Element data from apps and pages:
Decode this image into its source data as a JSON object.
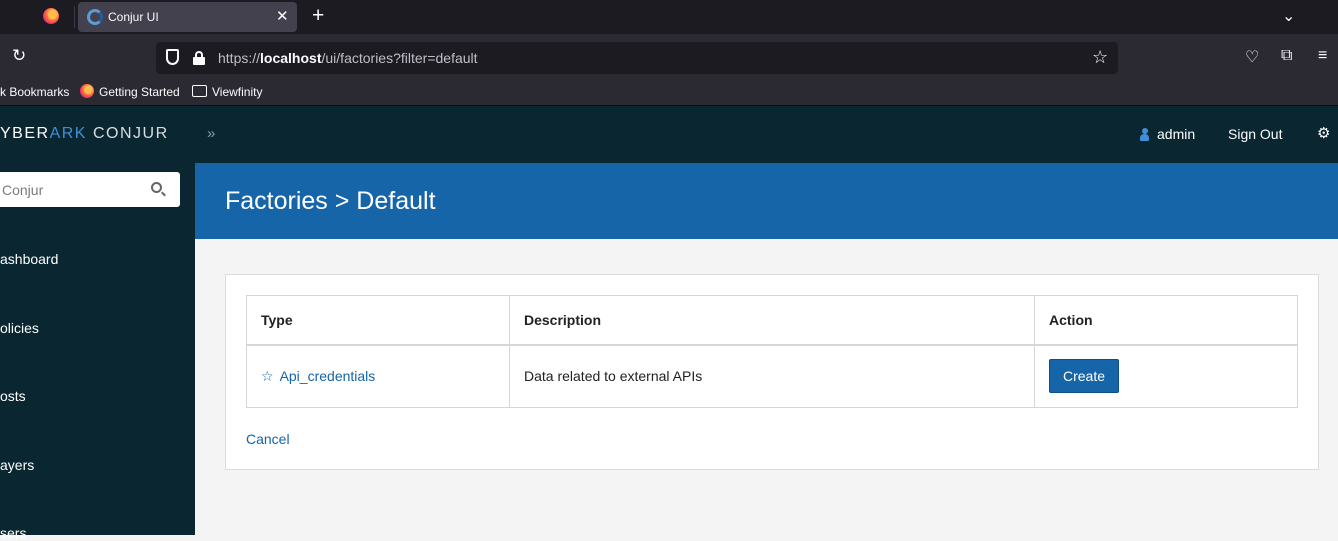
{
  "browser": {
    "tab_title": "Conjur UI",
    "url_scheme": "https://",
    "url_host": "localhost",
    "url_path": "/ui/factories?filter=default",
    "bookmarks": [
      "k Bookmarks",
      "Getting Started",
      "Viewfinity"
    ]
  },
  "header": {
    "brand_left": "YBER",
    "brand_ark": "ARK",
    "brand_product": "CONJUR",
    "username": "admin",
    "sign_out": "Sign Out"
  },
  "sidebar": {
    "search_placeholder": "Conjur",
    "items": [
      "ashboard",
      "olicies",
      "osts",
      "ayers",
      "sers"
    ]
  },
  "page": {
    "title": "Factories > Default",
    "table": {
      "headers": [
        "Type",
        "Description",
        "Action"
      ],
      "rows": [
        {
          "type": "Api_credentials",
          "description": "Data related to external APIs",
          "action": "Create"
        }
      ]
    },
    "cancel_label": "Cancel"
  }
}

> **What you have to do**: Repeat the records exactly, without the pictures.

> **Reply to the exercise**:
Decode this image into its source data as a JSON object.
{
  "browser": {
    "tab_title": "Conjur UI",
    "url_scheme": "https://",
    "url_host": "localhost",
    "url_path": "/ui/factories?filter=default",
    "bookmarks": [
      "k Bookmarks",
      "Getting Started",
      "Viewfinity"
    ]
  },
  "header": {
    "brand_left": "YBER",
    "brand_ark": "ARK",
    "brand_product": "CONJUR",
    "username": "admin",
    "sign_out": "Sign Out"
  },
  "sidebar": {
    "search_placeholder": "Conjur",
    "items": [
      "ashboard",
      "olicies",
      "osts",
      "ayers",
      "sers"
    ]
  },
  "page": {
    "title": "Factories > Default",
    "table": {
      "headers": [
        "Type",
        "Description",
        "Action"
      ],
      "rows": [
        {
          "type": "Api_credentials",
          "description": "Data related to external APIs",
          "action": "Create"
        }
      ]
    },
    "cancel_label": "Cancel"
  }
}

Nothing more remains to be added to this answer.